EXERCISE DESCRIPTION »
An exact copy of every entry is the answer here, with no pictures.

:: RECORDS SHOWN

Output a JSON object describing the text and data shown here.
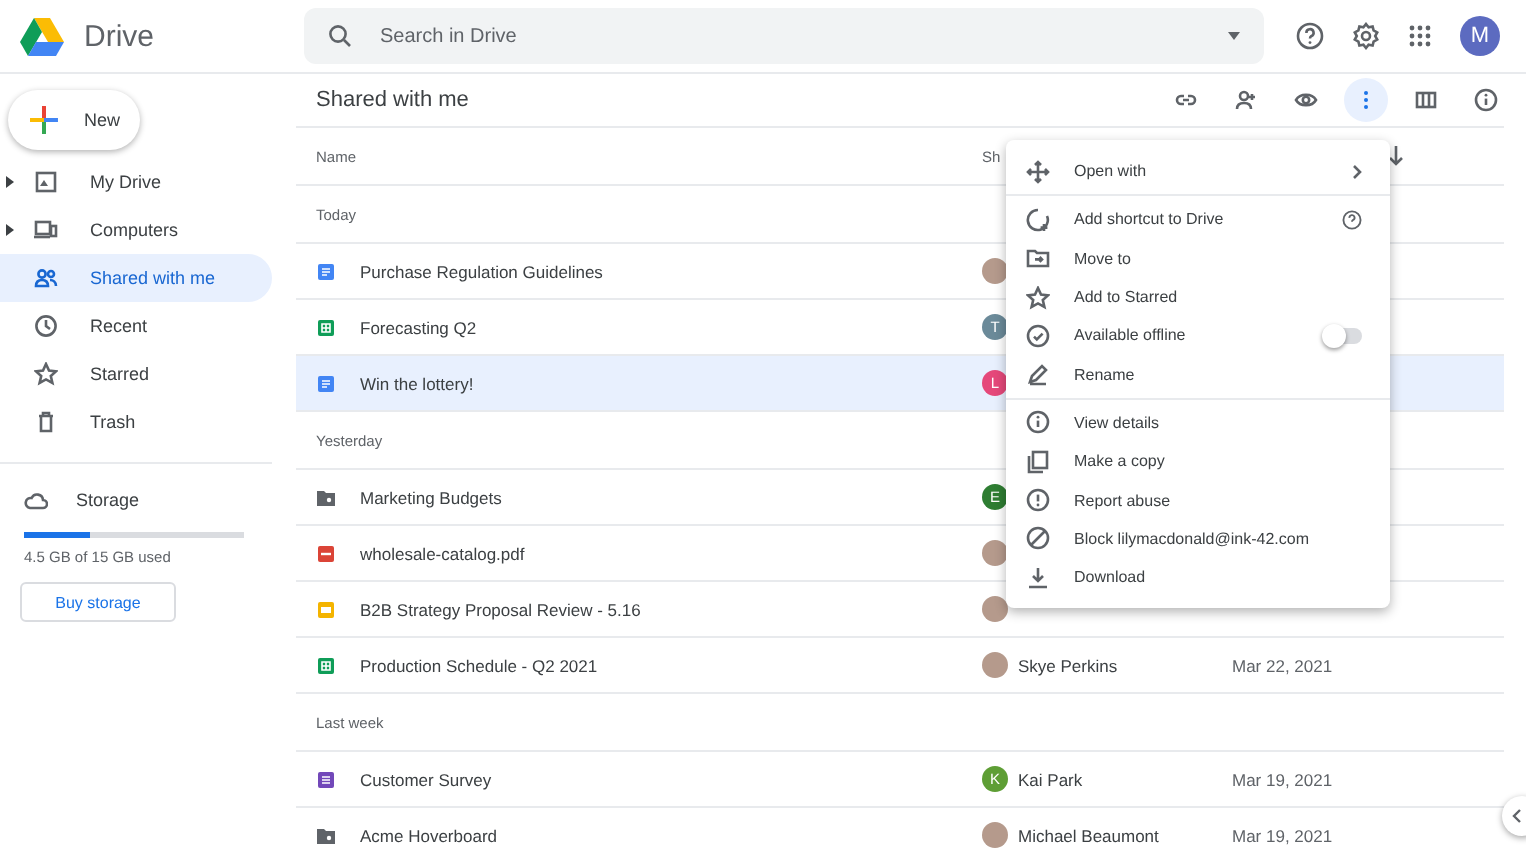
{
  "topbar": {
    "app_name": "Drive",
    "search": {
      "placeholder": "Search in Drive"
    },
    "account": {
      "letter": "M"
    }
  },
  "sidebar": {
    "new_button": "New",
    "items": [
      {
        "label": "My Drive",
        "expander": true,
        "selected": false
      },
      {
        "label": "Computers",
        "expander": true,
        "selected": false
      },
      {
        "label": "Shared with me",
        "expander": false,
        "selected": true
      },
      {
        "label": "Recent",
        "expander": false,
        "selected": false
      },
      {
        "label": "Starred",
        "expander": false,
        "selected": false
      },
      {
        "label": "Trash",
        "expander": false,
        "selected": false
      }
    ],
    "storage": {
      "label": "Storage",
      "level": 0.3,
      "usage": "4.5 GB of 15 GB used",
      "buy_button": "Buy storage"
    }
  },
  "main": {
    "title": "Shared with me",
    "toolbar": [
      {
        "pressed": false
      },
      {
        "pressed": false
      },
      {
        "pressed": false
      },
      {
        "pressed": true
      },
      {
        "pressed": false
      },
      {
        "pressed": false
      }
    ],
    "columns": {
      "column_1": "Name",
      "column_2": "Sh"
    },
    "sections": [
      {
        "title": "Today",
        "rows": [
          {
            "kind": "doc",
            "name": "Purchase Regulation Guidelines",
            "selected": false,
            "owner": {
              "kind": "photo"
            }
          },
          {
            "kind": "sheet",
            "name": "Forecasting Q2",
            "selected": false,
            "owner": {
              "kind": "letter",
              "letter": "T",
              "color": "#6b8a99"
            }
          },
          {
            "kind": "doc",
            "name": "Win the lottery!",
            "selected": true,
            "owner": {
              "kind": "letter",
              "letter": "L",
              "color": "#e5487a"
            }
          }
        ]
      },
      {
        "title": "Yesterday",
        "rows": [
          {
            "kind": "folder",
            "name": "Marketing Budgets",
            "selected": false,
            "owner": {
              "kind": "letter",
              "letter": "E",
              "color": "#2e7d32"
            }
          },
          {
            "kind": "pdf",
            "name": "wholesale-catalog.pdf",
            "selected": false,
            "owner": {
              "kind": "photo"
            }
          },
          {
            "kind": "slides",
            "name": "B2B Strategy Proposal Review - 5.16",
            "selected": false,
            "owner": {
              "kind": "photo"
            }
          },
          {
            "kind": "sheet",
            "name": "Production Schedule - Q2 2021",
            "selected": false,
            "owner": {
              "kind": "photo",
              "name": "Skye Perkins"
            },
            "modified": "Mar 22, 2021"
          }
        ]
      },
      {
        "title": "Last week",
        "rows": [
          {
            "kind": "form",
            "name": "Customer Survey",
            "selected": false,
            "owner": {
              "kind": "letter",
              "letter": "K",
              "color": "#5e9e35",
              "name": "Kai Park"
            },
            "modified": "Mar 19, 2021"
          },
          {
            "kind": "folder",
            "name": "Acme Hoverboard",
            "selected": false,
            "owner": {
              "kind": "photo",
              "name": "Michael Beaumont"
            },
            "modified": "Mar 19, 2021"
          }
        ]
      }
    ]
  },
  "context_menu": {
    "groups": [
      [
        {
          "kind": "submenu",
          "label": "Open with"
        }
      ],
      [
        {
          "kind": "help",
          "label": "Add shortcut to Drive"
        },
        {
          "kind": "plain",
          "label": "Move to"
        },
        {
          "kind": "plain",
          "label": "Add to Starred"
        },
        {
          "kind": "toggle",
          "label": "Available offline",
          "on": false
        },
        {
          "kind": "plain",
          "label": "Rename"
        }
      ],
      [
        {
          "kind": "plain",
          "label": "View details"
        },
        {
          "kind": "plain",
          "label": "Make a copy"
        },
        {
          "kind": "plain",
          "label": "Report abuse"
        },
        {
          "kind": "plain",
          "label": "Block lilymacdonald@ink-42.com"
        },
        {
          "kind": "plain",
          "label": "Download"
        }
      ]
    ]
  }
}
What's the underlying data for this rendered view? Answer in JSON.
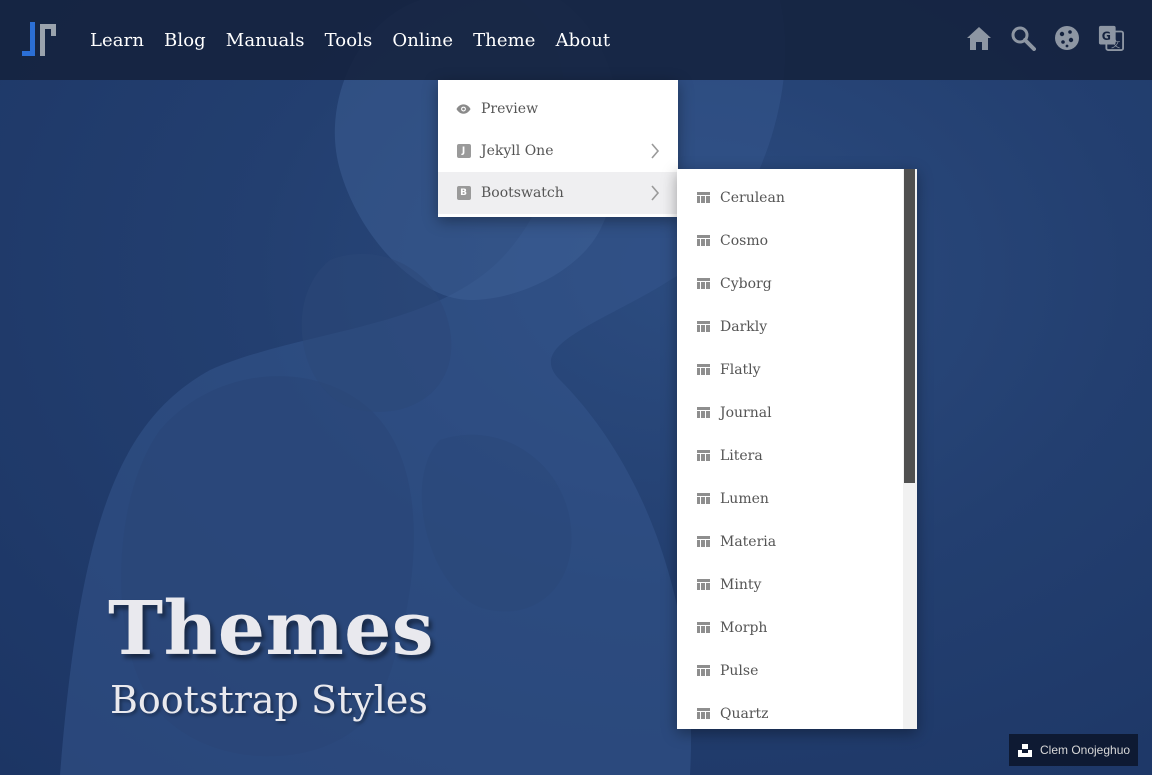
{
  "nav": {
    "links": [
      "Learn",
      "Blog",
      "Manuals",
      "Tools",
      "Online",
      "Theme",
      "About"
    ],
    "icons": [
      "home-icon",
      "search-icon",
      "cookie-icon",
      "translate-icon"
    ]
  },
  "dropdown": {
    "items": [
      {
        "label": "Preview",
        "icon": "eye-icon"
      },
      {
        "label": "Jekyll One",
        "icon": "badge-j",
        "badge": "J"
      },
      {
        "label": "Bootswatch",
        "icon": "badge-b",
        "badge": "B"
      }
    ]
  },
  "submenu": {
    "items": [
      "Cerulean",
      "Cosmo",
      "Cyborg",
      "Darkly",
      "Flatly",
      "Journal",
      "Litera",
      "Lumen",
      "Materia",
      "Minty",
      "Morph",
      "Pulse",
      "Quartz"
    ]
  },
  "hero": {
    "title": "Themes",
    "subtitle": "Bootstrap Styles"
  },
  "credit": {
    "name": "Clem Onojeghuo"
  },
  "colors": {
    "navbar": "#14223e",
    "hero": "#1f3a68",
    "logo_blue": "#2b6fd6",
    "logo_gray": "#9aa3ad",
    "icon_gray": "#8d96a3"
  }
}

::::

ANSWER TO THIS PROBLEM »
Output a JSON object describing the text and data shown here.
{
  "topbar": {
    "app_name": "Drive",
    "search": {
      "placeholder": "Search in Drive"
    },
    "account": {
      "letter": "M"
    }
  },
  "sidebar": {
    "new_button": "New",
    "items": [
      {
        "label": "My Drive",
        "expander": true,
        "selected": false
      },
      {
        "label": "Computers",
        "expander": true,
        "selected": false
      },
      {
        "label": "Shared with me",
        "expander": false,
        "selected": true
      },
      {
        "label": "Recent",
        "expander": false,
        "selected": false
      },
      {
        "label": "Starred",
        "expander": false,
        "selected": false
      },
      {
        "label": "Trash",
        "expander": false,
        "selected": false
      }
    ],
    "storage": {
      "label": "Storage",
      "level": 0.3,
      "usage": "4.5 GB of 15 GB used",
      "buy_button": "Buy storage"
    }
  },
  "main": {
    "title": "Shared with me",
    "toolbar": [
      {
        "pressed": false
      },
      {
        "pressed": false
      },
      {
        "pressed": false
      },
      {
        "pressed": true
      },
      {
        "pressed": false
      },
      {
        "pressed": false
      }
    ],
    "columns": {
      "column_1": "Name",
      "column_2": "Sh"
    },
    "sections": [
      {
        "title": "Today",
        "rows": [
          {
            "kind": "doc",
            "name": "Purchase Regulation Guidelines",
            "selected": false,
            "owner": {
              "kind": "photo"
            }
          },
          {
            "kind": "sheet",
            "name": "Forecasting Q2",
            "selected": false,
            "owner": {
              "kind": "letter",
              "letter": "T",
              "color": "#6b8a99"
            }
          },
          {
            "kind": "doc",
            "name": "Win the lottery!",
            "selected": true,
            "owner": {
              "kind": "letter",
              "letter": "L",
              "color": "#e5487a"
            }
          }
        ]
      },
      {
        "title": "Yesterday",
        "rows": [
          {
            "kind": "folder",
            "name": "Marketing Budgets",
            "selected": false,
            "owner": {
              "kind": "letter",
              "letter": "E",
              "color": "#2e7d32"
            }
          },
          {
            "kind": "pdf",
            "name": "wholesale-catalog.pdf",
            "selected": false,
            "owner": {
              "kind": "photo"
            }
          },
          {
            "kind": "slides",
            "name": "B2B Strategy Proposal Review - 5.16",
            "selected": false,
            "owner": {
              "kind": "photo"
            }
          },
          {
            "kind": "sheet",
            "name": "Production Schedule - Q2 2021",
            "selected": false,
            "owner": {
              "kind": "photo",
              "name": "Skye Perkins"
            },
            "modified": "Mar 22, 2021"
          }
        ]
      },
      {
        "title": "Last week",
        "rows": [
          {
            "kind": "form",
            "name": "Customer Survey",
            "selected": false,
            "owner": {
              "kind": "letter",
              "letter": "K",
              "color": "#5e9e35",
              "name": "Kai Park"
            },
            "modified": "Mar 19, 2021"
          },
          {
            "kind": "folder",
            "name": "Acme Hoverboard",
            "selected": false,
            "owner": {
              "kind": "photo",
              "name": "Michael Beaumont"
            },
            "modified": "Mar 19, 2021"
          }
        ]
      }
    ]
  },
  "context_menu": {
    "groups": [
      [
        {
          "kind": "submenu",
          "label": "Open with"
        }
      ],
      [
        {
          "kind": "help",
          "label": "Add shortcut to Drive"
        },
        {
          "kind": "plain",
          "label": "Move to"
        },
        {
          "kind": "plain",
          "label": "Add to Starred"
        },
        {
          "kind": "toggle",
          "label": "Available offline",
          "on": false
        },
        {
          "kind": "plain",
          "label": "Rename"
        }
      ],
      [
        {
          "kind": "plain",
          "label": "View details"
        },
        {
          "kind": "plain",
          "label": "Make a copy"
        },
        {
          "kind": "plain",
          "label": "Report abuse"
        },
        {
          "kind": "plain",
          "label": "Block lilymacdonald@ink-42.com"
        },
        {
          "kind": "plain",
          "label": "Download"
        }
      ]
    ]
  }
}
What's the underlying data for this rendered view? Answer in JSON.
{
  "nav": {
    "links": [
      "Learn",
      "Blog",
      "Manuals",
      "Tools",
      "Online",
      "Theme",
      "About"
    ],
    "icons": [
      "home-icon",
      "search-icon",
      "cookie-icon",
      "translate-icon"
    ]
  },
  "dropdown": {
    "items": [
      {
        "label": "Preview",
        "icon": "eye-icon"
      },
      {
        "label": "Jekyll One",
        "icon": "badge-j",
        "badge": "J"
      },
      {
        "label": "Bootswatch",
        "icon": "badge-b",
        "badge": "B"
      }
    ]
  },
  "submenu": {
    "items": [
      "Cerulean",
      "Cosmo",
      "Cyborg",
      "Darkly",
      "Flatly",
      "Journal",
      "Litera",
      "Lumen",
      "Materia",
      "Minty",
      "Morph",
      "Pulse",
      "Quartz"
    ]
  },
  "hero": {
    "title": "Themes",
    "subtitle": "Bootstrap Styles"
  },
  "credit": {
    "name": "Clem Onojeghuo"
  },
  "colors": {
    "navbar": "#14223e",
    "hero": "#1f3a68",
    "logo_blue": "#2b6fd6",
    "logo_gray": "#9aa3ad",
    "icon_gray": "#8d96a3"
  }
}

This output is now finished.